I recently had the pleasure of attending a multi-media performance, "A Universe of Dreams", which showed spectacular astronomical images acquired by the Hubble space telescope, set to the lilting Celtic music of the Ensemble Galilei, and with thought-provoking narrative and poetry read by Neil Conan (of NPR's "Talk of the Nation" fame). This program delivered an awe-inspiring integration of Science and Art. The images were fantastic beyond description. But, as I drifted through the images of the far universe during the presentation, I realized that I really had no idea what I was looking at. Beyond the aesthetic appeal, I had to admit that I was woefully ignorant (or at least uninformed) about the scientific significance of the images. As I searched for meaning in the gallery of images, I found myself reflecting on how the images were acquired, and for what purpose. Somebody made the decision to take a given image. What was it that they saw that compelled them to take just THAT image? What insights could they gain about the nature of the universe from this perspective? What wavelengths were recorded—the visible spectrum, infrared, ultraviolet, X-ray, or other? Are these true color images, or were these images enhanced by processing software? And most important (to me) what did the structures captured in these images reveal about cosmic history or processes? The multi-media presentation was lovely, but I wanted to know more. More
This reasoning process is found throughout geosciences. For example, Marie Tharp's discovery of the rift valley of the Mid-Atlantic Ridge came about as she slogged through thousands of kilometers of echo sounder profiles and extracted the common schema of a rift-shaped feature reminiscent of the East African Rift Valley. More
I was leading an Earth Science teacher professional development workshop recently, and the subject turned to models: physical models, computer models, data models, mathematical models, graphical models, etc. Afterwards, one of the teachers said to me "Well, it seems like EVERYTHING we use in teaching Earth Science is a model."
And I said, "Well, it's not THAT extreme. Rocks aren't models....." More
All in all, I'm a fan of the New York State Earth Science Regents course and of the accompanying Earth Science Regents exam. New York state enrolls more students in high school level Earth Science than any other state, and confronting the common exam has helped to build a community of practice among New York State Earth Science teachers that is the envy of Earth Science teachers in other states. I especially like the emphasis on building and assessing representational competence–the ability to understand and make inferences from diagrams, maps, profiles, block diagrams, graphs and other visual representations.
However, I have to say that the most recent Earth Science Regents exam (August 20ll) had two really terrible diagrams, so bad that I think they are more likely to sow confusion than illuminate earth processes. More

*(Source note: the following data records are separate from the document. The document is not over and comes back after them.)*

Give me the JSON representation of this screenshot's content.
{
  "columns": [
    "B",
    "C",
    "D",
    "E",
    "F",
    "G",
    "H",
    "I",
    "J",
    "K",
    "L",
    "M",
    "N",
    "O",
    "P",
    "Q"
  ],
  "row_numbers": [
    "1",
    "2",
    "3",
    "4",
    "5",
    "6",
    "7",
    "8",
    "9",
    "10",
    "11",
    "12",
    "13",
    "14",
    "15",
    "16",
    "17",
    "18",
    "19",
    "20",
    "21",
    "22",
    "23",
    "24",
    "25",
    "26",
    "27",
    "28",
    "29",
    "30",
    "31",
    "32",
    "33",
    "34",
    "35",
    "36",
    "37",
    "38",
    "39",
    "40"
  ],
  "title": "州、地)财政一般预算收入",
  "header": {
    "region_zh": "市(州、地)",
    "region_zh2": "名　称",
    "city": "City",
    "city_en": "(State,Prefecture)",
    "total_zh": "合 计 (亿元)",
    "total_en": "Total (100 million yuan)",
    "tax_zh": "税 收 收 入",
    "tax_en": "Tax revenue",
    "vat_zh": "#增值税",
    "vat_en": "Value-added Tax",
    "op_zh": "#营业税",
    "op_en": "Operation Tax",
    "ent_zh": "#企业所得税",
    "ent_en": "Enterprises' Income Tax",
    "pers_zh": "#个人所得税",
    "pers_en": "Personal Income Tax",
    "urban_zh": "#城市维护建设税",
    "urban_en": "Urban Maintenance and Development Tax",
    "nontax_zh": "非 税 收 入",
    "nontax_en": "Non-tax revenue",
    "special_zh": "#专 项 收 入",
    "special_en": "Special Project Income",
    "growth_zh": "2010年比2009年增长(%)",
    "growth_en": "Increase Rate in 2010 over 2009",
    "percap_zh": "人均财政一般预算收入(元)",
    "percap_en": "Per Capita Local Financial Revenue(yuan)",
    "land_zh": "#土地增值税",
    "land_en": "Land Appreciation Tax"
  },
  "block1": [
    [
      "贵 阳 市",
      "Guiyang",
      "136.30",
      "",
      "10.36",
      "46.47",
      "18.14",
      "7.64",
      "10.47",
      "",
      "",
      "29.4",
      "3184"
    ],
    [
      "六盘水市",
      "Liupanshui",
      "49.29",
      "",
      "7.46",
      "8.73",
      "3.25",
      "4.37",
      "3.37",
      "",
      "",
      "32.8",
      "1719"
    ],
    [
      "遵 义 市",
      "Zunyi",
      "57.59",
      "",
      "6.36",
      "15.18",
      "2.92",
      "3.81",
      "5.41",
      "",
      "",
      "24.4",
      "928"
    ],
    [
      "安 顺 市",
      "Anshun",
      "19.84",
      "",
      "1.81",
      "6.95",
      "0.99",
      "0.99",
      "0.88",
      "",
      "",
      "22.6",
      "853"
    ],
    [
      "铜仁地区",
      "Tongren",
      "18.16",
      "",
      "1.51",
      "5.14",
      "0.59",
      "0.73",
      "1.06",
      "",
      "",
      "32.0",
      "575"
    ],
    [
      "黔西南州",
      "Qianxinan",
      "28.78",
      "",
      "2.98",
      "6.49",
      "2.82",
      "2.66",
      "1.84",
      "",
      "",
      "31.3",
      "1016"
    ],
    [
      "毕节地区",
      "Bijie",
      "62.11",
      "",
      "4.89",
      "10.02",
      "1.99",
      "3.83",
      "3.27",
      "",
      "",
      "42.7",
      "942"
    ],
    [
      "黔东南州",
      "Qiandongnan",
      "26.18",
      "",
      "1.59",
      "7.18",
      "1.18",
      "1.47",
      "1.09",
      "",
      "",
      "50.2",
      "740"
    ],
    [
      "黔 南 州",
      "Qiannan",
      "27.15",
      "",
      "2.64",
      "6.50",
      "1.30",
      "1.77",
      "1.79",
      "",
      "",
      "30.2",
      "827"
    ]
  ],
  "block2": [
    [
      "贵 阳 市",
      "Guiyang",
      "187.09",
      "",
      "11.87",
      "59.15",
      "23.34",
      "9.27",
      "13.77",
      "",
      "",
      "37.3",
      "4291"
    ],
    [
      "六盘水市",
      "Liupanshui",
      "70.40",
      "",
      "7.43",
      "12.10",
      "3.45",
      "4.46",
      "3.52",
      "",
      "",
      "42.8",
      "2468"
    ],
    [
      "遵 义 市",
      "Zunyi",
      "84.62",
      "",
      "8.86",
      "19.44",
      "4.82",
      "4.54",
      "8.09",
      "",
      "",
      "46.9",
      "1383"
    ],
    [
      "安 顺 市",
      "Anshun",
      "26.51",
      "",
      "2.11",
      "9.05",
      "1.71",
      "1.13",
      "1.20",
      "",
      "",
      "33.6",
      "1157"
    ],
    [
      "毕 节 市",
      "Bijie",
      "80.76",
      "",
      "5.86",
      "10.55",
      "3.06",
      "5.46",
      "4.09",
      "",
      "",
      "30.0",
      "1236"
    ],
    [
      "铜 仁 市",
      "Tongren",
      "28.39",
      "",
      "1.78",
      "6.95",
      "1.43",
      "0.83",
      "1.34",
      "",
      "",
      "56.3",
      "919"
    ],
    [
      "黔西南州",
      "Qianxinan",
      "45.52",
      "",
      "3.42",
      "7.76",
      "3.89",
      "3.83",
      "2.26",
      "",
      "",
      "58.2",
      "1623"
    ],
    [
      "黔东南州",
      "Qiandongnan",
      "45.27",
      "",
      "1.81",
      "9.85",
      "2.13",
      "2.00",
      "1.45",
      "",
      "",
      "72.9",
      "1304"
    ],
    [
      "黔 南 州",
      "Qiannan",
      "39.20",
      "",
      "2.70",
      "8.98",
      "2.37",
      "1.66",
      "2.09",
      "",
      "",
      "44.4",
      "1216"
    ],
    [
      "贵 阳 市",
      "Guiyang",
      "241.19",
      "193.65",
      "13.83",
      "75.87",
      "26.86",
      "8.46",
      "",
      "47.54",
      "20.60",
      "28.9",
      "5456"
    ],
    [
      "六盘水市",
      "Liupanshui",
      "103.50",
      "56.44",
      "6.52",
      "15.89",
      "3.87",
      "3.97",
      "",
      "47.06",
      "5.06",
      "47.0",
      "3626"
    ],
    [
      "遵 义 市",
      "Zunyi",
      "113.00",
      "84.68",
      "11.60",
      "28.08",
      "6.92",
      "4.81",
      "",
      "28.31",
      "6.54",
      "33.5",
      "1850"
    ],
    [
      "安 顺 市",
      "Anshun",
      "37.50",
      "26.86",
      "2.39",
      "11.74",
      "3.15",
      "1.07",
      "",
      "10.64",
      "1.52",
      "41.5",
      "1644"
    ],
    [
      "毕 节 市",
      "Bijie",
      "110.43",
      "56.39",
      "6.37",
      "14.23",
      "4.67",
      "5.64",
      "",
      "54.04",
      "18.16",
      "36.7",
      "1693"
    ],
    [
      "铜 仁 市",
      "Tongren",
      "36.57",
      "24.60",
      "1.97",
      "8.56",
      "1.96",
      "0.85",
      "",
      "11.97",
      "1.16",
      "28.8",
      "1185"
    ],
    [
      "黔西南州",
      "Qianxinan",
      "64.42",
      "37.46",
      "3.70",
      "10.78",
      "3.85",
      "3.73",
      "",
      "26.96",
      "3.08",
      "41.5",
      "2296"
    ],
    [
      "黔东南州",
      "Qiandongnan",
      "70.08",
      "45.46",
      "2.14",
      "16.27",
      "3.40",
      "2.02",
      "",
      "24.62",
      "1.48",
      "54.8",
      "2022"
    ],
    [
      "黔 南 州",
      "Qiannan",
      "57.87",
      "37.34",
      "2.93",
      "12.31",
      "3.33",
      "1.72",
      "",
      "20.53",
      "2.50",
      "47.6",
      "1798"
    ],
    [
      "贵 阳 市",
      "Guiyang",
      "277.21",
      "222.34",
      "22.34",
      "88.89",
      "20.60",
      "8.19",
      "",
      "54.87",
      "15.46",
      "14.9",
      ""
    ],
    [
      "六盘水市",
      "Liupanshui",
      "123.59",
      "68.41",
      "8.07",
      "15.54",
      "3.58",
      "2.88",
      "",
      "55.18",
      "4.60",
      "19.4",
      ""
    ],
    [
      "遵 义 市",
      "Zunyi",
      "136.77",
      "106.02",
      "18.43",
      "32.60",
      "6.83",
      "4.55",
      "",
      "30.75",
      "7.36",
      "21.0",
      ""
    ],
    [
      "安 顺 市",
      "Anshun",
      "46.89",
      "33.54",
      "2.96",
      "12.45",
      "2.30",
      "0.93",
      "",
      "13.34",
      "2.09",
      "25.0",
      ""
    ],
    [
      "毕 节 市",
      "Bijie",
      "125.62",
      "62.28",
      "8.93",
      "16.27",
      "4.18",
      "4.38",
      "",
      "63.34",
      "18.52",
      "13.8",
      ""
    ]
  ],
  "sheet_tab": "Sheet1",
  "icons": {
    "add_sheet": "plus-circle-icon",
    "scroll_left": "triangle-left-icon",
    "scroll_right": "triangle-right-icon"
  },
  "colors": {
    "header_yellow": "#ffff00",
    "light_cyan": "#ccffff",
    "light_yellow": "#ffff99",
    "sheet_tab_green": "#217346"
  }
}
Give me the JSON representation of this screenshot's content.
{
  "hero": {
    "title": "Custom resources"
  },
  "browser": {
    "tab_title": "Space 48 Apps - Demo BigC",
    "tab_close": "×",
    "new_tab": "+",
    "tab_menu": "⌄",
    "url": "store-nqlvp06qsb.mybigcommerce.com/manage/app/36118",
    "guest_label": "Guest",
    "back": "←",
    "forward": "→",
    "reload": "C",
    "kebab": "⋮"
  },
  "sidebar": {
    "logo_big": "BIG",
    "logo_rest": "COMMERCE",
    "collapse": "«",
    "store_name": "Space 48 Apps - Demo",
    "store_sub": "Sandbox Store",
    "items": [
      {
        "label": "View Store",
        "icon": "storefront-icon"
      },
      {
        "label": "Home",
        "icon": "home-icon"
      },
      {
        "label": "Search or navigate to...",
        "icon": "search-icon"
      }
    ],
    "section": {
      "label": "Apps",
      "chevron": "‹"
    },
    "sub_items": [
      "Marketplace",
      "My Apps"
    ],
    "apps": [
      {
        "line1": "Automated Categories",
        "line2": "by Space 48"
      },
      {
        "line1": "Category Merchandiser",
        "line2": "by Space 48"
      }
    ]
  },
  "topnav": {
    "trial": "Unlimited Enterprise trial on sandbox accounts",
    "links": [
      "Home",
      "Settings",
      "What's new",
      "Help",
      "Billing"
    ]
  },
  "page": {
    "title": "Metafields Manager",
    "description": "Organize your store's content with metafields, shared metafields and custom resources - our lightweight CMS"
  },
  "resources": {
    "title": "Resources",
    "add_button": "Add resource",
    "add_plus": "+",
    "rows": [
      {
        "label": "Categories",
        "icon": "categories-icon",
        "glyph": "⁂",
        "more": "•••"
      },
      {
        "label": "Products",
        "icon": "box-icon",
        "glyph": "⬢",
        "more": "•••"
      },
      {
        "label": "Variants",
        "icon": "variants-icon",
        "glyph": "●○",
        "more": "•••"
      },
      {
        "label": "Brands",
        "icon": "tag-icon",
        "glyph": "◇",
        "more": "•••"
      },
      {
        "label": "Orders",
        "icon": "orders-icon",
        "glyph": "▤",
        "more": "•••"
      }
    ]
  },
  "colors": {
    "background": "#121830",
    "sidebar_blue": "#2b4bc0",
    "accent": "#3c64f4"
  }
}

The most interesting thing I learned over Thanksgiving arrived during a pre-dinner walk along a rural Massachusetts road heavily impacted by the Halloween storm. Many tree limbs were shattered, fallen to the ground or dangling from their parent trees. My cousin's daughter's friend Mike pointed out that the broken limbs still had their leaves, browned and stiff but still connected, while the healthy trees had lost all their leaves. The rest of us looked more carefully, and sure enough, his observation was correct, tree after tree. More